Exercise directions: Wherever the word "icon" appears in a line of the data, that line should be copied.

- - - -

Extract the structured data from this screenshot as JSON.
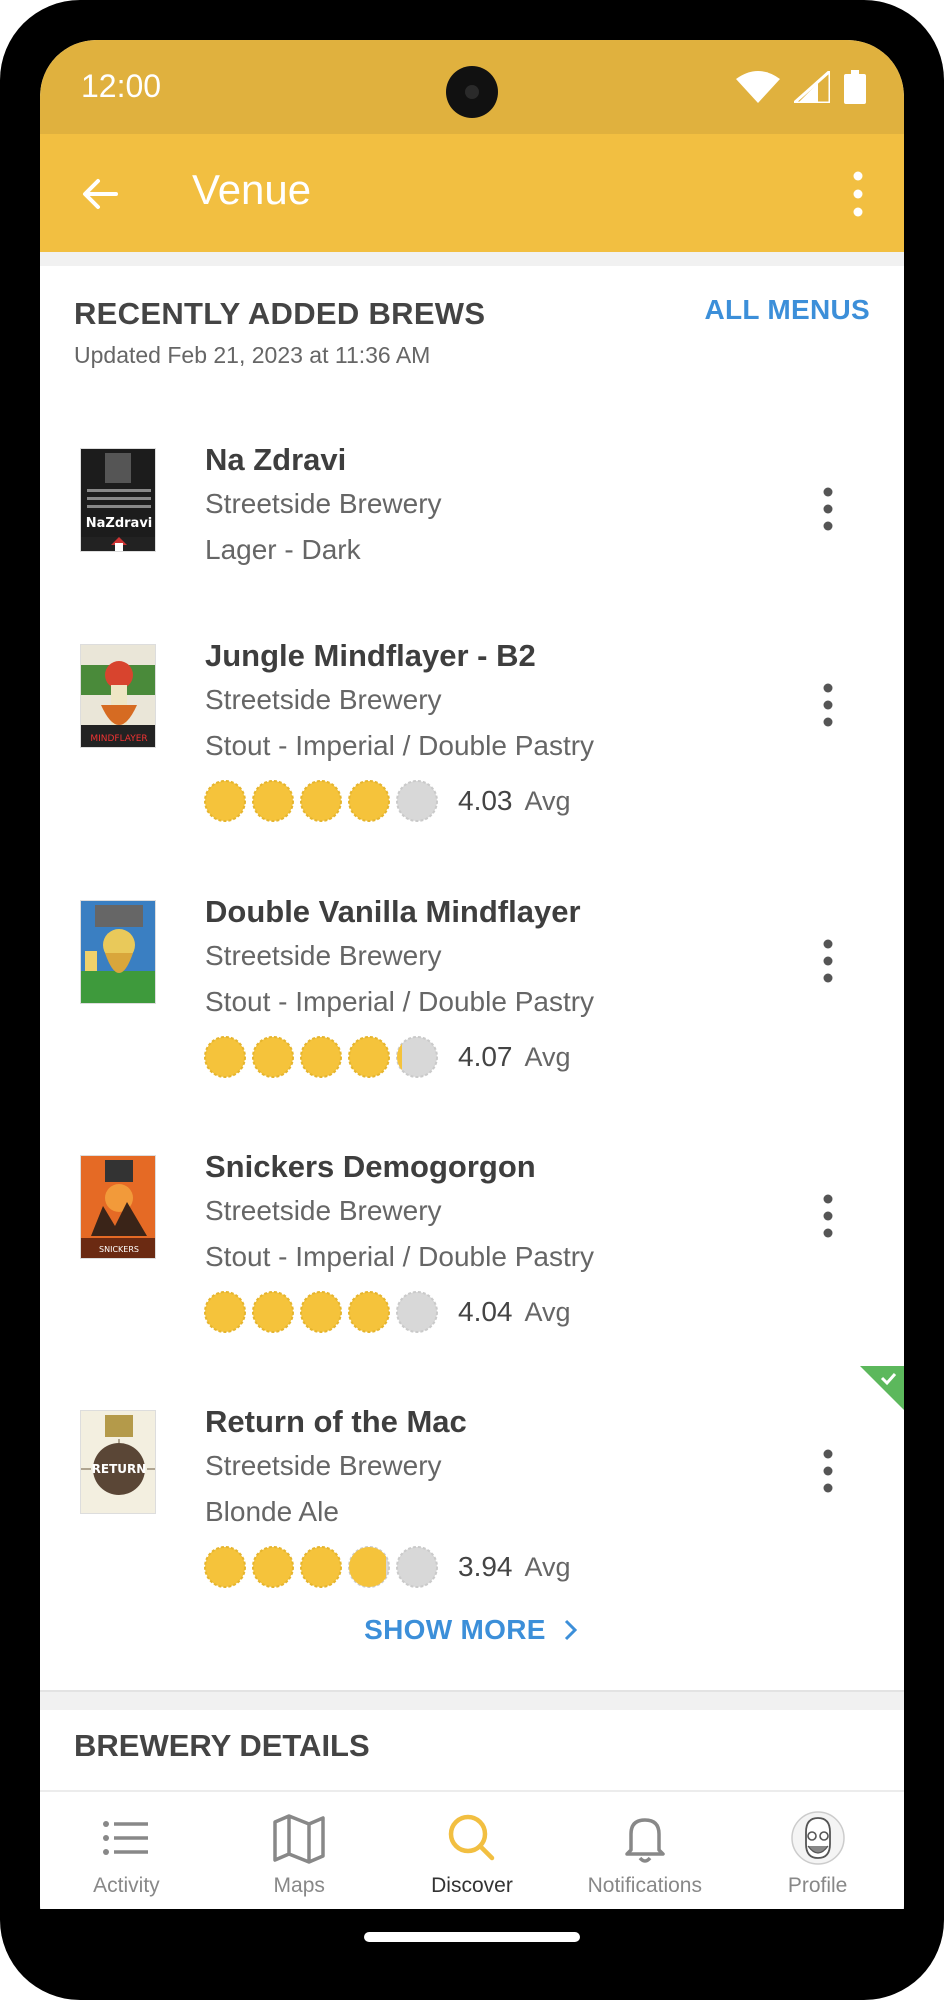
{
  "status": {
    "time": "12:00"
  },
  "app_bar": {
    "title": "Venue"
  },
  "section": {
    "title": "RECENTLY ADDED BREWS",
    "all_menus": "ALL MENUS",
    "updated": "Updated Feb 21, 2023 at 11:36 AM"
  },
  "beers": [
    {
      "name": "Na Zdravi",
      "brewery": "Streetside Brewery",
      "style": "Lager - Dark",
      "rating": null,
      "avg_label": ""
    },
    {
      "name": "Jungle Mindflayer - B2",
      "brewery": "Streetside Brewery",
      "style": "Stout - Imperial / Double Pastry",
      "rating": "4.03",
      "avg_label": "Avg"
    },
    {
      "name": "Double Vanilla Mindflayer",
      "brewery": "Streetside Brewery",
      "style": "Stout - Imperial / Double Pastry",
      "rating": "4.07",
      "avg_label": "Avg"
    },
    {
      "name": "Snickers Demogorgon",
      "brewery": "Streetside Brewery",
      "style": "Stout - Imperial / Double Pastry",
      "rating": "4.04",
      "avg_label": "Avg"
    },
    {
      "name": "Return of the Mac",
      "brewery": "Streetside Brewery",
      "style": "Blonde Ale",
      "rating": "3.94",
      "avg_label": "Avg"
    }
  ],
  "show_more": "SHOW MORE",
  "brewery_details": "BREWERY DETAILS",
  "nav": {
    "items": [
      {
        "label": "Activity",
        "icon": "list-icon"
      },
      {
        "label": "Maps",
        "icon": "map-icon"
      },
      {
        "label": "Discover",
        "icon": "search-icon",
        "active": true
      },
      {
        "label": "Notifications",
        "icon": "bell-icon"
      },
      {
        "label": "Profile",
        "icon": "avatar-icon"
      }
    ]
  },
  "colors": {
    "status_bar": "#e0b13e",
    "app_bar": "#f2bf41",
    "accent_blue": "#3c8fd9",
    "cap_yellow": "#f5c33b",
    "cap_gray": "#d8d8d8",
    "checkin_green": "#5cb85c"
  }
}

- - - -

Result of the exercise:
        "icon": "list-icon"
        "icon": "map-icon"
        "icon": "search-icon",
        "icon": "bell-icon"
        "icon": "avatar-icon"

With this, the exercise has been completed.